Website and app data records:
--

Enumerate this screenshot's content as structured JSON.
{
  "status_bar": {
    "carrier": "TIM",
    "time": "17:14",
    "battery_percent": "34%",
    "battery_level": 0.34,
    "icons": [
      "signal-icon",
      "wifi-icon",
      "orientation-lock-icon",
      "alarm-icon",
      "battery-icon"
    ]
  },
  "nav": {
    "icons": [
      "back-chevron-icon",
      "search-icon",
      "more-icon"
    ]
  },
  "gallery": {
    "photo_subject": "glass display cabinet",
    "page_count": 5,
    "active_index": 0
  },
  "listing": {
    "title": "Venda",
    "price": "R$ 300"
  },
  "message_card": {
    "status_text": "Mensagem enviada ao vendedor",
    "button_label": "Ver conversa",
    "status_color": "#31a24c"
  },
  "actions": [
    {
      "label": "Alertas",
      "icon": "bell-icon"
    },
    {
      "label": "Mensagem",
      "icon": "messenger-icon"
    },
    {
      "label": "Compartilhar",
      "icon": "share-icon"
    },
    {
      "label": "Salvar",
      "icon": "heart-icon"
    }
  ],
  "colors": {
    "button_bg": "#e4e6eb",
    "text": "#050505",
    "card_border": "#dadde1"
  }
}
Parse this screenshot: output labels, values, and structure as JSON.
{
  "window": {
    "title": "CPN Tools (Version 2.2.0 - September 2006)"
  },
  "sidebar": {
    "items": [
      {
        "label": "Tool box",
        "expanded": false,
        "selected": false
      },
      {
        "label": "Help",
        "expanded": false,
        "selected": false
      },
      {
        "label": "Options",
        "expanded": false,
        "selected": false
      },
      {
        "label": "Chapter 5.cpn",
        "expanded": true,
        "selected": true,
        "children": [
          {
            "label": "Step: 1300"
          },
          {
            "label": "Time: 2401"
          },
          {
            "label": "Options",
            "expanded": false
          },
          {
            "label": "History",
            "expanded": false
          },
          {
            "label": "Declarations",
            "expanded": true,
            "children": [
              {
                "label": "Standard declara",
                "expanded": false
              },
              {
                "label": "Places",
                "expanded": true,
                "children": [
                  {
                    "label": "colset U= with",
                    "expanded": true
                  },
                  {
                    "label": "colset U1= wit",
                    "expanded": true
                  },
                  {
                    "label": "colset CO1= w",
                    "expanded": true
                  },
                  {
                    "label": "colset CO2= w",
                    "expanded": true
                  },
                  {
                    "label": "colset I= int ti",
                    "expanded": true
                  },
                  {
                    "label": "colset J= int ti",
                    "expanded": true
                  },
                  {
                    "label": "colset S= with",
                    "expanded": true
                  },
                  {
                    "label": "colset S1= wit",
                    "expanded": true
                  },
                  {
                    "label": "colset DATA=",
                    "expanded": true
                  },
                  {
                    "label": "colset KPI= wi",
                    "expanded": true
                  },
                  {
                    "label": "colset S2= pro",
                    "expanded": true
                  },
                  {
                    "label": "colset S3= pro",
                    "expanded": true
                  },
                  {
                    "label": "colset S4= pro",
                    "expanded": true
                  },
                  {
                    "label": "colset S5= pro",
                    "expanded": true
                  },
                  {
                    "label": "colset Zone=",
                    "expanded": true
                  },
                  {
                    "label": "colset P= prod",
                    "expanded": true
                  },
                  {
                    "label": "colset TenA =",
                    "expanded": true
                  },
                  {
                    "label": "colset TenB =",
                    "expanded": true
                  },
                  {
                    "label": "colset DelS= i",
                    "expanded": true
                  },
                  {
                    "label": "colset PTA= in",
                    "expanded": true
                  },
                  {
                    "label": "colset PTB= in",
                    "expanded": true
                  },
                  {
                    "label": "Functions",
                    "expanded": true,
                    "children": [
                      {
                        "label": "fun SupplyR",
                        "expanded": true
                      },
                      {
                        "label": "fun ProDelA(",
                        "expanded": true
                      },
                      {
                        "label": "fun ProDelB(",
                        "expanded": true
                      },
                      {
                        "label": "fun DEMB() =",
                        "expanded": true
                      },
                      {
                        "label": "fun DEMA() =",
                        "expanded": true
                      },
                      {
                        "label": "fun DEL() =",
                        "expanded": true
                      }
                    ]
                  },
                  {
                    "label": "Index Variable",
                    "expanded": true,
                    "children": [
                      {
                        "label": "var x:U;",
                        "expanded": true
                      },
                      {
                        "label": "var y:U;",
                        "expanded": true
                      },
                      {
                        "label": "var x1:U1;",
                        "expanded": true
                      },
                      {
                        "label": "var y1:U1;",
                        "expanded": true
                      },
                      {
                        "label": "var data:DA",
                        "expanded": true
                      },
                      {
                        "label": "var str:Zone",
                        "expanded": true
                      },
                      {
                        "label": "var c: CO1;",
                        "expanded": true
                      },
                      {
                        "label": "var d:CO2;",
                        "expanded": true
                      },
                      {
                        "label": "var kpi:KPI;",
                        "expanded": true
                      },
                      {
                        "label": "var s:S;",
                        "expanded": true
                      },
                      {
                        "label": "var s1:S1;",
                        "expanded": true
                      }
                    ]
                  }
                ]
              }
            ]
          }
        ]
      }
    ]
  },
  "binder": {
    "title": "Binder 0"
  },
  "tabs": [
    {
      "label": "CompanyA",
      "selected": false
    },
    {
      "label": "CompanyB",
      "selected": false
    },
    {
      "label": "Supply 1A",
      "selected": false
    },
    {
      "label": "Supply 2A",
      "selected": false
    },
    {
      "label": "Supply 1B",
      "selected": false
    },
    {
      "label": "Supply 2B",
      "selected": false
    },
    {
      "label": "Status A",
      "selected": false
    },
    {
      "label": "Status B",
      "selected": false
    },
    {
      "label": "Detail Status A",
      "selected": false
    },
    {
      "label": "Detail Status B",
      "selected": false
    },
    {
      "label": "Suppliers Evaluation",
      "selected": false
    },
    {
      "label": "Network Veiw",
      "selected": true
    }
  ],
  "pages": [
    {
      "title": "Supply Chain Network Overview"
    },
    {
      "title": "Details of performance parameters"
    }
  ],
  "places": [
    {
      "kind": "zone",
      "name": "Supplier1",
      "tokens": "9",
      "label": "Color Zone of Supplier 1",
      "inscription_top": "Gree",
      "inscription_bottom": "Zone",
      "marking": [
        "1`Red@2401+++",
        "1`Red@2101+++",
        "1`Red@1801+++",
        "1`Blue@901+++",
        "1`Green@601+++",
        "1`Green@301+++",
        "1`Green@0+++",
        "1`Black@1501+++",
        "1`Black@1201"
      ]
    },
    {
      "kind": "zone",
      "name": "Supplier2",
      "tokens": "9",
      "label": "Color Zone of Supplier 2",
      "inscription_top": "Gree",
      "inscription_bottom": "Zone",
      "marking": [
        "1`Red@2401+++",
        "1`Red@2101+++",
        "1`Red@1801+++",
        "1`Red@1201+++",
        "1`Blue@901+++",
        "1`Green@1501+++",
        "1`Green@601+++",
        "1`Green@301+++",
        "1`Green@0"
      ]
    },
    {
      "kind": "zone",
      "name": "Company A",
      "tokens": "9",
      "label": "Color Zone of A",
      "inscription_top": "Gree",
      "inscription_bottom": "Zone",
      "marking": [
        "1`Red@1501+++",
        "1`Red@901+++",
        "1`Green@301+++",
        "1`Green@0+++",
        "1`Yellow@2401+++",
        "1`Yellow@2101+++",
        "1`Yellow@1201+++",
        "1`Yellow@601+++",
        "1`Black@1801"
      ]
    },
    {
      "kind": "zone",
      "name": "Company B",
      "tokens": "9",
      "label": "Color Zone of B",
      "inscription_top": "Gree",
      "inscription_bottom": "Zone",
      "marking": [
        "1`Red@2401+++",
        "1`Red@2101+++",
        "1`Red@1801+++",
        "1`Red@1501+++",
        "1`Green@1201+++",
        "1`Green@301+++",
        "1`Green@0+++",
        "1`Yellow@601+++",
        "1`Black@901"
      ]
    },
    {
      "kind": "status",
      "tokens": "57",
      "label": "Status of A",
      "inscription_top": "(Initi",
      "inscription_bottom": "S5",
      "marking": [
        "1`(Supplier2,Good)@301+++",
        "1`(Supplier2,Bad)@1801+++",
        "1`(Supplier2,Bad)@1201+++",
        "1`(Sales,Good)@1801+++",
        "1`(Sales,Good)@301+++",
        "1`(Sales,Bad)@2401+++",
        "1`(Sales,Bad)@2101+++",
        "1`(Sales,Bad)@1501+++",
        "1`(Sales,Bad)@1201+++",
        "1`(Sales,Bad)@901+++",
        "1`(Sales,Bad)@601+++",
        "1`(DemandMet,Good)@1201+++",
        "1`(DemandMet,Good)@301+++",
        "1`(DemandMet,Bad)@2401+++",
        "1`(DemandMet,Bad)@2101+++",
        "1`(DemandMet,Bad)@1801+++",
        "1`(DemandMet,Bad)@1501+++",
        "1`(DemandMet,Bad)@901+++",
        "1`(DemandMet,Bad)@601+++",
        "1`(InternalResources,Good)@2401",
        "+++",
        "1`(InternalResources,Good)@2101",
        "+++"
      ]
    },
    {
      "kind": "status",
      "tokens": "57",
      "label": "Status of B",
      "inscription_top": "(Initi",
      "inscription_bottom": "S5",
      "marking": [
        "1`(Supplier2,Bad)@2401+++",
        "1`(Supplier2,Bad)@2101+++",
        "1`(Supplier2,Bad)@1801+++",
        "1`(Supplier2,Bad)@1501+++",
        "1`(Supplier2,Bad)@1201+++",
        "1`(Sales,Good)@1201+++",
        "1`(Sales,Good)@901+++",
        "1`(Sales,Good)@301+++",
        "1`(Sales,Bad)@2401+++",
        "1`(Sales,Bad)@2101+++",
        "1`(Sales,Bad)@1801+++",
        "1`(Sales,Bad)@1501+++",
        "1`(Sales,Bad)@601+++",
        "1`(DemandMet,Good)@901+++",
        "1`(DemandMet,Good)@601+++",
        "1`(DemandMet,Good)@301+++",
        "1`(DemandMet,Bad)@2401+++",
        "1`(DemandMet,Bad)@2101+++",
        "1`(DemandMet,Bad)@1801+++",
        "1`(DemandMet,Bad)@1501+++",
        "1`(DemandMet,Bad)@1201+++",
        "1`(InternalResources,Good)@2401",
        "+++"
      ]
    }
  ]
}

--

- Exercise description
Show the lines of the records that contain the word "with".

- Your solution
                    "label": "colset U= with",
                    "label": "colset S= with",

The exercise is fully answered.